**Problem to solve**
Your answer must be the records below repeated word for word, with no pictures in it.
***** Record extracts
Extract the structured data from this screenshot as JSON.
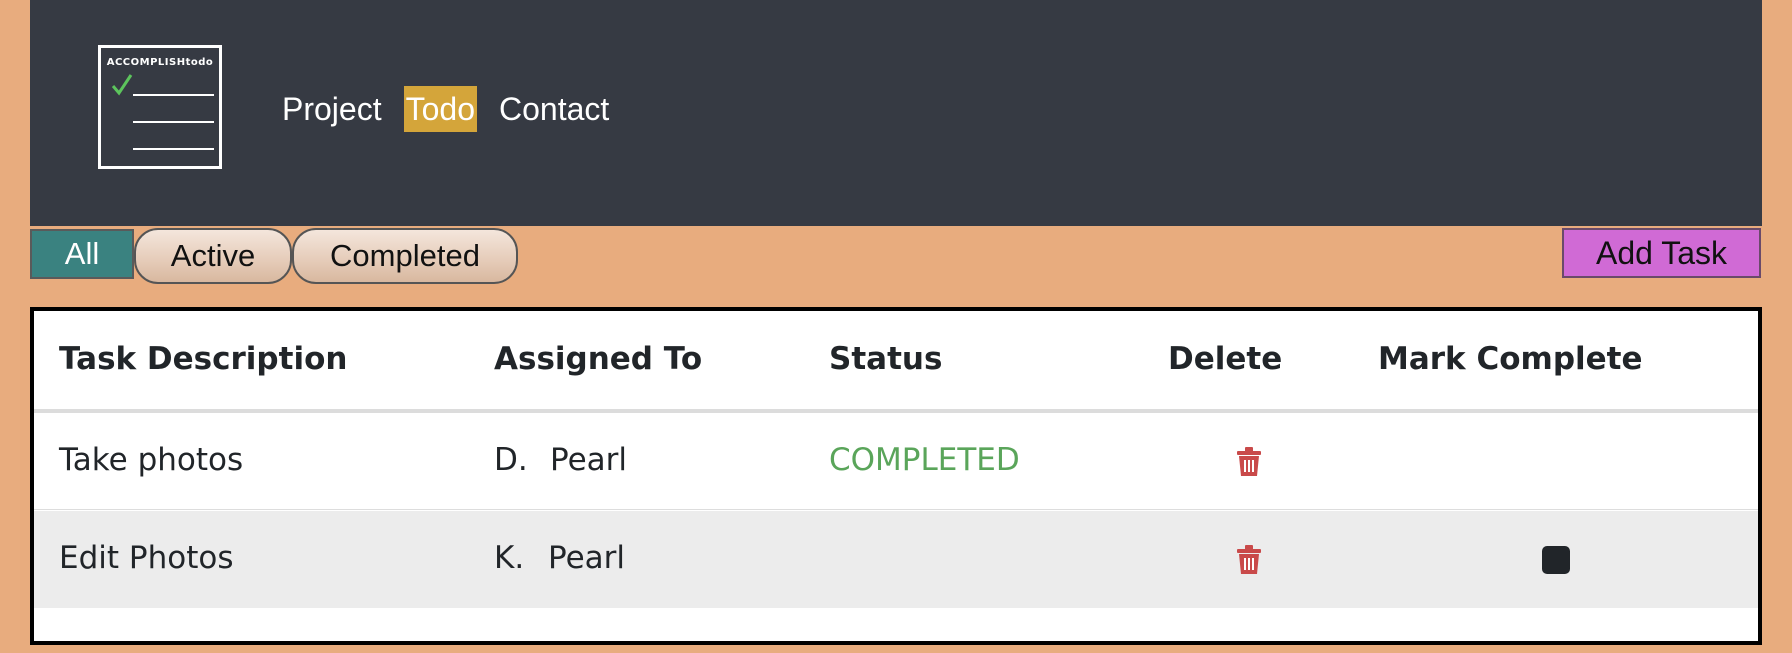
{
  "header": {
    "logo_text": "ACCOMPLISHtodo",
    "nav": [
      {
        "label": "Project",
        "active": false
      },
      {
        "label": "Todo",
        "active": true
      },
      {
        "label": "Contact",
        "active": false
      }
    ]
  },
  "filters": {
    "all": "All",
    "active": "Active",
    "completed": "Completed"
  },
  "add_task_label": "Add Task",
  "table": {
    "columns": [
      "Task Description",
      "Assigned To",
      "Status",
      "Delete",
      "Mark Complete"
    ],
    "rows": [
      {
        "description": "Take photos",
        "initial": "D.",
        "name": "Pearl",
        "status": "COMPLETED",
        "show_checkbox": false
      },
      {
        "description": "Edit Photos",
        "initial": "K.",
        "name": "Pearl",
        "status": "",
        "show_checkbox": true
      }
    ]
  },
  "icons": {
    "delete": "trash-icon",
    "logo_check": "checkmark-icon"
  },
  "colors": {
    "page_bg": "#e8ac7e",
    "header_bg": "#363a43",
    "nav_active_bg": "#d4a53a",
    "filter_all_bg": "#3a8280",
    "add_task_bg": "#d06ad5",
    "status_completed": "#5aa55a",
    "trash": "#c94a4a"
  }
}
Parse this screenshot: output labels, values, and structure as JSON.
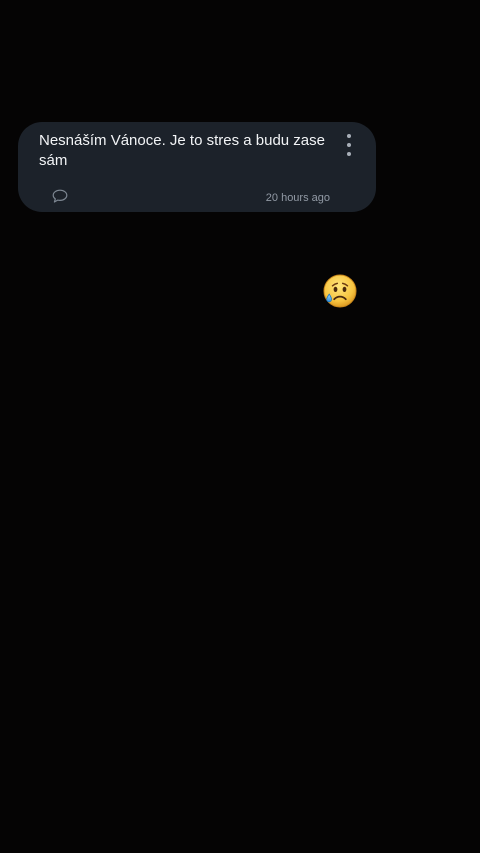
{
  "message": {
    "text": "Nesnáším Vánoce. Je to stres a budu zase sám",
    "timestamp": "20 hours ago",
    "icons": {
      "comment": "comment-bubble-icon",
      "menu": "kebab-menu-icon"
    }
  },
  "reaction": {
    "icon": "sad-crying-face-emoji"
  },
  "colors": {
    "background": "#050404",
    "card": "#1c222a",
    "text": "#f2f4f6",
    "muted": "#929aa5",
    "emoji_yellow": "#f7c440",
    "tear_blue": "#4aa8e8"
  }
}
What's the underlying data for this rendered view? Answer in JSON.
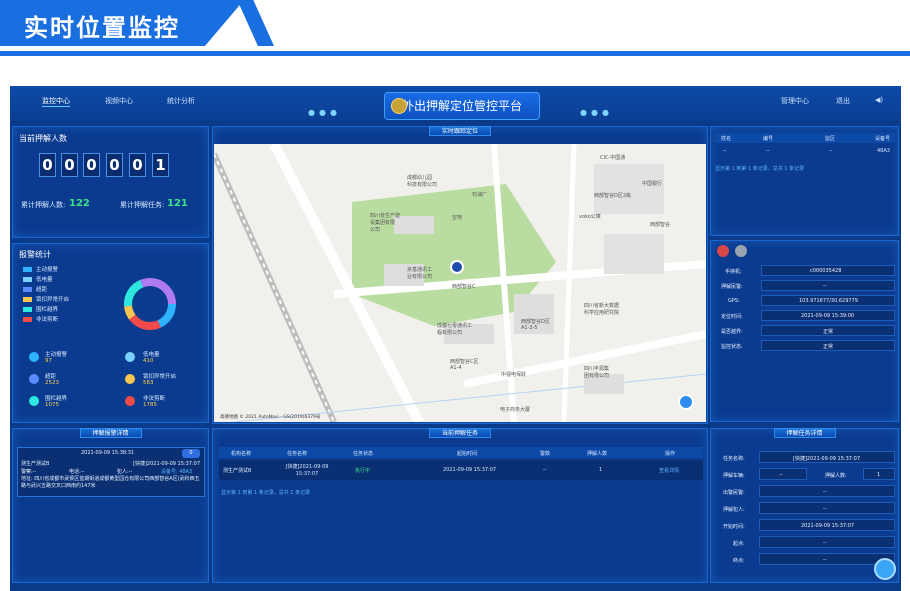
{
  "header": {
    "title": "实时位置监控"
  },
  "topbar": {
    "nav": [
      "监控中心",
      "视频中心",
      "统计分析"
    ],
    "title": "外出押解定位管控平台",
    "right": [
      "管理中心",
      "退出"
    ]
  },
  "count_panel": {
    "title": "当前押解人数",
    "digits": [
      "0",
      "0",
      "0",
      "0",
      "0",
      "1"
    ],
    "total_people_label": "累计押解人数:",
    "total_people": "122",
    "total_tasks_label": "累计押解任务:",
    "total_tasks": "121"
  },
  "alarm_panel": {
    "title": "报警统计",
    "legend": [
      {
        "label": "主动报警",
        "color": "#2fb2ff"
      },
      {
        "label": "低电量",
        "color": "#7ad0ff"
      },
      {
        "label": "超距",
        "color": "#5a8cff"
      },
      {
        "label": "锁扣异常开启",
        "color": "#f5c552"
      },
      {
        "label": "围栏越界",
        "color": "#2ee8e0"
      },
      {
        "label": "非法剪断",
        "color": "#f04a4a"
      }
    ],
    "stats": [
      {
        "label": "主动报警",
        "value": "97",
        "color": "#2fb2ff"
      },
      {
        "label": "低电量",
        "value": "410",
        "color": "#7ad0ff"
      },
      {
        "label": "超距",
        "value": "2523",
        "color": "#5a8cff"
      },
      {
        "label": "锁扣异常开启",
        "value": "583",
        "color": "#f5c552"
      },
      {
        "label": "围栏越界",
        "value": "1075",
        "color": "#2ee8e0"
      },
      {
        "label": "非法剪断",
        "value": "1785",
        "color": "#f04a4a"
      }
    ]
  },
  "map_panel": {
    "title": "实时跟踪定位",
    "labels": [
      "成都幼儿园",
      "科技有限公司",
      "四川省生产建",
      "设集团有限",
      "公司",
      "石油厂",
      "空地",
      "京基通讯工",
      "业有限公司",
      "西部智谷C",
      "口区-中",
      "口",
      "西部智谷D区2栋",
      "西部智谷",
      "中国银行",
      "voko公寓",
      "成都七零通讯工",
      "程有限公司",
      "西部智谷D区",
      "A1-3-5",
      "西部智谷C区",
      "A1-4",
      "中视电保跃",
      "电子商务大厦",
      "四川省新大数据",
      "科学应用研究院",
      "西部智谷A区",
      "四川丰源集",
      "团有限公司",
      "CIC-中国通"
    ],
    "copyright": "高德地图 © 2021 AutoNavi - GS(2019)6379号"
  },
  "device_table": {
    "headers": [
      "姓名",
      "编号",
      "监区",
      "设备号"
    ],
    "row": [
      "--",
      "--",
      "--",
      "48A3"
    ],
    "pager": "显示第 1 到第 1 条记录，总共 1 条记录"
  },
  "person_info": {
    "rows": [
      {
        "label": "手持机:",
        "value": "c000035428"
      },
      {
        "label": "押解民警:",
        "value": "--"
      },
      {
        "label": "GPS:",
        "value": "103.971677/30.629779"
      },
      {
        "label": "定位时间:",
        "value": "2021-09-09 15:39:00"
      },
      {
        "label": "是否越界:",
        "value": "正常"
      },
      {
        "label": "监控状态:",
        "value": "正常"
      }
    ]
  },
  "alarm_detail": {
    "title": "押解报警详情",
    "time": "2021-09-09 15:38:31",
    "badge": "0",
    "name": "测生产测试B",
    "task": "[快捷]2021-09-09 15:37:07",
    "phone_label": "警察:--",
    "tel_label": "电话:--",
    "person_label": "犯人:--",
    "device": "设备号: 48A3",
    "address": "地址: 四川省成都市武侯区蓝期街道成都黄型园仓有限公司西部智谷A区(武科西五路与武兴五路交叉口西南约147米"
  },
  "task_table": {
    "title": "当前押解任务",
    "headers": [
      "机构名称",
      "任务名称",
      "任务状态",
      "起始时间",
      "警数",
      "押解人数",
      "操作"
    ],
    "row": [
      "测生产测试B",
      "[快捷]2021-09-09 15:37:07",
      "执行中",
      "2021-09-09 15:37:07",
      "--",
      "1",
      "查看详情"
    ],
    "pager": "显示第 1 到第 1 条记录，总共 1 条记录"
  },
  "task_detail": {
    "title": "押解任务详情",
    "rows": [
      {
        "label": "任务名称:",
        "value": "[快捷]2021-09-09 15:37:07"
      },
      {
        "label": "押解车辆:",
        "value": "--",
        "label2": "押解人数:",
        "value2": "1"
      },
      {
        "label": "出警民警:",
        "value": "--"
      },
      {
        "label": "押解犯人:",
        "value": "--"
      },
      {
        "label": "开始时间:",
        "value": "2021-09-09 15:37:07"
      },
      {
        "label": "起点:",
        "value": "--"
      },
      {
        "label": "终点:",
        "value": "--"
      }
    ]
  },
  "colors": {
    "accent": "#1a6fe0",
    "panel": "#0b3b8f",
    "green": "#3de08a",
    "yellow": "#ffd24a"
  }
}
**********
**Solution to this exercise**
Extract the structured data from this screenshot as JSON.
{
  "header": {
    "logo_text": "ACCOMPLISHtodo",
    "nav": [
      {
        "label": "Project",
        "active": false
      },
      {
        "label": "Todo",
        "active": true
      },
      {
        "label": "Contact",
        "active": false
      }
    ]
  },
  "filters": {
    "all": "All",
    "active": "Active",
    "completed": "Completed"
  },
  "add_task_label": "Add Task",
  "table": {
    "columns": [
      "Task Description",
      "Assigned To",
      "Status",
      "Delete",
      "Mark Complete"
    ],
    "rows": [
      {
        "description": "Take photos",
        "initial": "D.",
        "name": "Pearl",
        "status": "COMPLETED",
        "show_checkbox": false
      },
      {
        "description": "Edit Photos",
        "initial": "K.",
        "name": "Pearl",
        "status": "",
        "show_checkbox": true
      }
    ]
  },
  "icons": {
    "delete": "trash-icon",
    "logo_check": "checkmark-icon"
  },
  "colors": {
    "page_bg": "#e8ac7e",
    "header_bg": "#363a43",
    "nav_active_bg": "#d4a53a",
    "filter_all_bg": "#3a8280",
    "add_task_bg": "#d06ad5",
    "status_completed": "#5aa55a",
    "trash": "#c94a4a"
  }
}
Parse this screenshot: output labels, values, and structure as JSON.
{
  "message": {
    "text": "Nesnáším Vánoce. Je to stres a budu zase sám",
    "timestamp": "20 hours ago",
    "icons": {
      "comment": "comment-bubble-icon",
      "menu": "kebab-menu-icon"
    }
  },
  "reaction": {
    "icon": "sad-crying-face-emoji"
  },
  "colors": {
    "background": "#050404",
    "card": "#1c222a",
    "text": "#f2f4f6",
    "muted": "#929aa5",
    "emoji_yellow": "#f7c440",
    "tear_blue": "#4aa8e8"
  }
}
What's the underlying data for this rendered view? Answer in JSON.
{
  "header": {
    "title": "实时位置监控"
  },
  "topbar": {
    "nav": [
      "监控中心",
      "视频中心",
      "统计分析"
    ],
    "title": "外出押解定位管控平台",
    "right": [
      "管理中心",
      "退出"
    ]
  },
  "count_panel": {
    "title": "当前押解人数",
    "digits": [
      "0",
      "0",
      "0",
      "0",
      "0",
      "1"
    ],
    "total_people_label": "累计押解人数:",
    "total_people": "122",
    "total_tasks_label": "累计押解任务:",
    "total_tasks": "121"
  },
  "alarm_panel": {
    "title": "报警统计",
    "legend": [
      {
        "label": "主动报警",
        "color": "#2fb2ff"
      },
      {
        "label": "低电量",
        "color": "#7ad0ff"
      },
      {
        "label": "超距",
        "color": "#5a8cff"
      },
      {
        "label": "锁扣异常开启",
        "color": "#f5c552"
      },
      {
        "label": "围栏越界",
        "color": "#2ee8e0"
      },
      {
        "label": "非法剪断",
        "color": "#f04a4a"
      }
    ],
    "stats": [
      {
        "label": "主动报警",
        "value": "97",
        "color": "#2fb2ff"
      },
      {
        "label": "低电量",
        "value": "410",
        "color": "#7ad0ff"
      },
      {
        "label": "超距",
        "value": "2523",
        "color": "#5a8cff"
      },
      {
        "label": "锁扣异常开启",
        "value": "583",
        "color": "#f5c552"
      },
      {
        "label": "围栏越界",
        "value": "1075",
        "color": "#2ee8e0"
      },
      {
        "label": "非法剪断",
        "value": "1785",
        "color": "#f04a4a"
      }
    ]
  },
  "map_panel": {
    "title": "实时跟踪定位",
    "labels": [
      "成都幼儿园",
      "科技有限公司",
      "四川省生产建",
      "设集团有限",
      "公司",
      "石油厂",
      "空地",
      "京基通讯工",
      "业有限公司",
      "西部智谷C",
      "口区-中",
      "口",
      "西部智谷D区2栋",
      "西部智谷",
      "中国银行",
      "voko公寓",
      "成都七零通讯工",
      "程有限公司",
      "西部智谷D区",
      "A1-3-5",
      "西部智谷C区",
      "A1-4",
      "中视电保跃",
      "电子商务大厦",
      "四川省新大数据",
      "科学应用研究院",
      "西部智谷A区",
      "四川丰源集",
      "团有限公司",
      "CIC-中国通"
    ],
    "copyright": "高德地图 © 2021 AutoNavi - GS(2019)6379号"
  },
  "device_table": {
    "headers": [
      "姓名",
      "编号",
      "监区",
      "设备号"
    ],
    "row": [
      "--",
      "--",
      "--",
      "48A3"
    ],
    "pager": "显示第 1 到第 1 条记录，总共 1 条记录"
  },
  "person_info": {
    "rows": [
      {
        "label": "手持机:",
        "value": "c000035428"
      },
      {
        "label": "押解民警:",
        "value": "--"
      },
      {
        "label": "GPS:",
        "value": "103.971677/30.629779"
      },
      {
        "label": "定位时间:",
        "value": "2021-09-09 15:39:00"
      },
      {
        "label": "是否越界:",
        "value": "正常"
      },
      {
        "label": "监控状态:",
        "value": "正常"
      }
    ]
  },
  "alarm_detail": {
    "title": "押解报警详情",
    "time": "2021-09-09 15:38:31",
    "badge": "0",
    "name": "测生产测试B",
    "task": "[快捷]2021-09-09 15:37:07",
    "phone_label": "警察:--",
    "tel_label": "电话:--",
    "person_label": "犯人:--",
    "device": "设备号: 48A3",
    "address": "地址: 四川省成都市武侯区蓝期街道成都黄型园仓有限公司西部智谷A区(武科西五路与武兴五路交叉口西南约147米"
  },
  "task_table": {
    "title": "当前押解任务",
    "headers": [
      "机构名称",
      "任务名称",
      "任务状态",
      "起始时间",
      "警数",
      "押解人数",
      "操作"
    ],
    "row": [
      "测生产测试B",
      "[快捷]2021-09-09 15:37:07",
      "执行中",
      "2021-09-09 15:37:07",
      "--",
      "1",
      "查看详情"
    ],
    "pager": "显示第 1 到第 1 条记录，总共 1 条记录"
  },
  "task_detail": {
    "title": "押解任务详情",
    "rows": [
      {
        "label": "任务名称:",
        "value": "[快捷]2021-09-09 15:37:07"
      },
      {
        "label": "押解车辆:",
        "value": "--",
        "label2": "押解人数:",
        "value2": "1"
      },
      {
        "label": "出警民警:",
        "value": "--"
      },
      {
        "label": "押解犯人:",
        "value": "--"
      },
      {
        "label": "开始时间:",
        "value": "2021-09-09 15:37:07"
      },
      {
        "label": "起点:",
        "value": "--"
      },
      {
        "label": "终点:",
        "value": "--"
      }
    ]
  },
  "colors": {
    "accent": "#1a6fe0",
    "panel": "#0b3b8f",
    "green": "#3de08a",
    "yellow": "#ffd24a"
  }
}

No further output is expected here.